Their ’The Congress of New Urbanism’ (cnu.org) preaches of the world to come where all people of all races and incomes live in harmony along straight streets where densely compacted homes are aligned perfectly along a tight grid. This ’New Urbanism’ is exactly how cities were designed before contemporary suburbia. In this sense they are not so much new, but as they themselves suggest “neo traditional”.
To convince others of the evils of suburbia they present the worst suburban examples lacking proper design as emblematic of their essence. Their solution is to forever banish suburban growth by whatever means necessary—usually through regulation — that essentially eliminates choice for the consumer.
For most urban planning professors there appears to be just one singular solution: ever higher levels of density and a return towards the urban core. Young students study such models but, from my experience as a land planner, are grossly under-educated about what works in suburbia, where the majority of growth has been, and, short of a total political triumph of “progressive” planners or another catastrophic recession, will continue to take place.
One tragic result of this anti-suburban meme is that very little attention is played to how to improve suburban development, where design standards have stagnated since the mid-1950s. That is, until now… A new era of innovation made possible by technological advancements solves most, if not all, of the suburban growth problems, in a manner that deflates the New Urbanist ’one solution fits all’ agenda.
Read entire article here: http://www.newgeography.com/content/005178-designing-suburbs-beyond-new-urbanism
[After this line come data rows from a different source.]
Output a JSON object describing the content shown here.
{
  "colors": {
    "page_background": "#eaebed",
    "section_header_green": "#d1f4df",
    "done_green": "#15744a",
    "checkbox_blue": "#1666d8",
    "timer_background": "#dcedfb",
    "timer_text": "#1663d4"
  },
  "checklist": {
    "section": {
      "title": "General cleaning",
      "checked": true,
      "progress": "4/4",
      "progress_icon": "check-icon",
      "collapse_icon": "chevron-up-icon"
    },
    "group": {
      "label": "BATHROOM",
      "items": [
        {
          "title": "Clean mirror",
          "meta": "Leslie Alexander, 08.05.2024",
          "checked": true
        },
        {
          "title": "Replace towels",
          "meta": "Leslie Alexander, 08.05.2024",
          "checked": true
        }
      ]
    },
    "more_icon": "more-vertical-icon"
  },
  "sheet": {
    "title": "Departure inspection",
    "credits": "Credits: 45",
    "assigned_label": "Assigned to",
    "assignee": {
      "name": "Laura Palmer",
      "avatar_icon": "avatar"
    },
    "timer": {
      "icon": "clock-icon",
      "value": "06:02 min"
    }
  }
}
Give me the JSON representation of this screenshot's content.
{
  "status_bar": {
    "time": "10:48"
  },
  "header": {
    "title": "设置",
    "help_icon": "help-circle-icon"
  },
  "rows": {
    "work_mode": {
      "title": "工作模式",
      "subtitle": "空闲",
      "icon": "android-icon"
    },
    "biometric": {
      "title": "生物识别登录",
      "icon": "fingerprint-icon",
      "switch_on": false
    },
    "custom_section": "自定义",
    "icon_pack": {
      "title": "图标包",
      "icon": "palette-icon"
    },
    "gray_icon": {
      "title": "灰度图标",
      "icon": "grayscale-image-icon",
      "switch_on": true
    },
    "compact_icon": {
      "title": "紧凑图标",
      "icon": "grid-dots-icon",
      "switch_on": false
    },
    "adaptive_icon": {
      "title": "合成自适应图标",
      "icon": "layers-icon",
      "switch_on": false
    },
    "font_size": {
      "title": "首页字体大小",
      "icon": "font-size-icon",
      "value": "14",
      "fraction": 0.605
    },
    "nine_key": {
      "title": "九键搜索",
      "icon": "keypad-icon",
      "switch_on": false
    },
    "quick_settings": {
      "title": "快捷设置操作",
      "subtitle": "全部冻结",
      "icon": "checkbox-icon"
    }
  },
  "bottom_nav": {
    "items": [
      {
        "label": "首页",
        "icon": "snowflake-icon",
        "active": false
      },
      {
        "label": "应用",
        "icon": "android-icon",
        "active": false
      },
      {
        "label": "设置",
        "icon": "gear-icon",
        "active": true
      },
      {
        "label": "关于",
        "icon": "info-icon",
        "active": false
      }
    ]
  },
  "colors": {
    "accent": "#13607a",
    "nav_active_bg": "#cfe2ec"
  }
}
If land developers stopped contracting (paying) engineering consultants for mundane plat geometry to regulatory minimums and demanded better, change would be immediate. If universities taught design and collaboration instead of social engineering, we would have hope for a better future, both suburban and urban. If consultants imagined themselves living in the neighborhoods they design, we would have change. Complacency—not the idea of suburbia—is the primary cause of unsustainable growth. Suburban developers today must rediscover of the innovation that characterized the first wave of builders, who created, however imperfectly, an unprecedented wave of property ownership and privacy. Our challenge now is not to reject suburbia but to look for something that goes beyond replicating tradition, but actually improves how we live and interact with the natural world, and each other.
This essay is part of a new report from the Center for Opportunity Urbanism called “America’s Housing Crisis.” The report contains several essays about the future of housing from various perspectives. Follow this link to download the full report (pdf).